Bubbleboy and goodie bags

The dreaded goodie bag, pic: eventfulcharacters.com

Goodie bags – need I say more to sow fear in every parent’s heart? Goodie bags those superfluous little bags full of crap that every parent hates and still can’t get rid off, that scourge of every kiddie birthday.  If you hate goodie bags try politically correct and nutritionally valuable goodie bags and you’ll gladly go back to stuffing fun size Snickers into plastic bags.

The obesity rate in California is about 25% so it makes sense to cut down on the burgers, fries, and Snickers, especially the not-fun-size ones. The place to start, most parents seem to have decided, is their children’s diet.  That makes a certain amount of sense, we want those young impressionable souls to grow up seeing a baby carrot thinking “yum!” and seeing chocolate thinking “unhealthily elevated blood sugar levels”.

Here is something to think about, though: carrot sticks (don’t get me started on their nastier cousins, the celery sticks) are to chocolate fudge what a wooden toy truck is to a nice, big, orange plastic Nerf gun: not their idea of fun! Should we let them stuff their face 365 days a year with chocolate, smarties and other sugar-stuff and have them run around the yard like little guerrilla fighters shooting Nerf guns? (This actually describes my son’s idea of heaven pretty accurately) – probably not.

Should we define our value as parents and human beings by the fact that we will never, ever, under no circumstances and at no occasion let them stuff their faces with the sweet, yummy stuff? Probably not either. That, however, is exactly where we are with respect to the dreaded goodie bags.  Shame and disgrace on any parent who sneaks a candy into a goodie bag and since shame and disgrace seem insufficient in today’s society, lets create some rules around this.

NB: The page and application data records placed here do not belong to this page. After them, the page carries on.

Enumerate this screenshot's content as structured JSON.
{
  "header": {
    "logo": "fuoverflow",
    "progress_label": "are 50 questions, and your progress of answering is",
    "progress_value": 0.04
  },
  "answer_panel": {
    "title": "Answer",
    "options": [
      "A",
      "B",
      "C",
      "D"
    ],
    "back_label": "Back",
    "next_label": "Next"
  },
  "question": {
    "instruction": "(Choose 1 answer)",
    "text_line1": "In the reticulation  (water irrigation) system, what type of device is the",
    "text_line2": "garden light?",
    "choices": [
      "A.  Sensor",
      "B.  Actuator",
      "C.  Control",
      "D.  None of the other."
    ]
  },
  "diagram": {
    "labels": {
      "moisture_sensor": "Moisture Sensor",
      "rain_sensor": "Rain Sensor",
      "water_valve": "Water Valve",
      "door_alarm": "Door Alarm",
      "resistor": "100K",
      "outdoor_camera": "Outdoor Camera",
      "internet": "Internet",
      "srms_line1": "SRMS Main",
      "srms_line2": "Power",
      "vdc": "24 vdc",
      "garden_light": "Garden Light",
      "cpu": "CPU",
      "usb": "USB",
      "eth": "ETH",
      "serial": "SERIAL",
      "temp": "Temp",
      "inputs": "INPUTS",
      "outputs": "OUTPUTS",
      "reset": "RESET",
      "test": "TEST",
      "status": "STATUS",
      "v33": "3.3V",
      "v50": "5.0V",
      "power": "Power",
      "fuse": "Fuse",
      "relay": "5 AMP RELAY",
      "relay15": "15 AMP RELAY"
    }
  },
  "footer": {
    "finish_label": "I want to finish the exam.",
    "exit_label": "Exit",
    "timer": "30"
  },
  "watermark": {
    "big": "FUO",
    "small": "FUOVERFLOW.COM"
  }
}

Actually only three rules but broad ones which can roughly be summarized as.

Rule 1: you do not have to bring goodie bags to school for your kids birthday, we encourage you to donate a book to the class room instead (this is the good part). If you must bring goodie bags because otherwise your child will blame all future failures on the missing goodie bags at his/her sixth b-day party then rules 2 and 3 apply.

Rule 2: under no circumstances is it ever permitted to put any kind of sweets or candy into a goodie bag. Sweets are to be defined in the broadest possible sense including pretty much everything that contains any sugar.

Rule 3: you are actually not to put anything edible into a goodie bag at all since whatever you put in might offend or irritate somebody. There are possible exceptions for organic, vegan, gluten-free, low-fat, no sugar “treats” (read: freeze-dried celery sticks).

Who needs that hassle?  As a result we get – and make – dozens of goodie bags each year which all contain: an eraser, a pencil – matching the eraser -, stickers (I hate stickers! Do they ever end up on a piece of paper? No way, my iPhone, car, wallet,  books, …), something made of plastic in China (like the other things aren’t): a slinky that does not work, one of those little games where one needs to get metal balls into holes, bubbles that leak, …  All that stuff accumulates because, of course, nothing can ever be thrown out. Things get ignored, teeter on the brink of being forgotten until suddenly, 1 minute after I throw a never-functioning slinky out – as if by divine inspiration – my son will ask “mom, where is that pink-orange slinky I got from Andrew’s birthday goodie bag?” We search the trash …..

Please, people, put some good old fashioned fun-sized Snicker bars into my son’s goodie bag. At least those get used!

November 1, 2010

Keeping up with the Joneses

This is one of those idioms that need a bit of explanation.

Bought a new car to keep up with the Joneses, © Arosoft | Dreamstime.com

If you always try to outdo your neighbors, the Joneses, by buying a nice car, having fancier Christmas decorations, a bigger grill, a more expensive kitchen remodel, the more fashionable clothing, cooler hobbies, more exclusive schools for you kids – the you are trying to keep up with the Joneses.

The expression has a negative connotation.  It implies that you are trying hard to outdo others when it comes to status symbols and possessions (the expression will likely not be used when you talk about the quest for enlightenment).

Example: “I see you bought a new beamer (BMW) – trying to keep up with the Joneses?”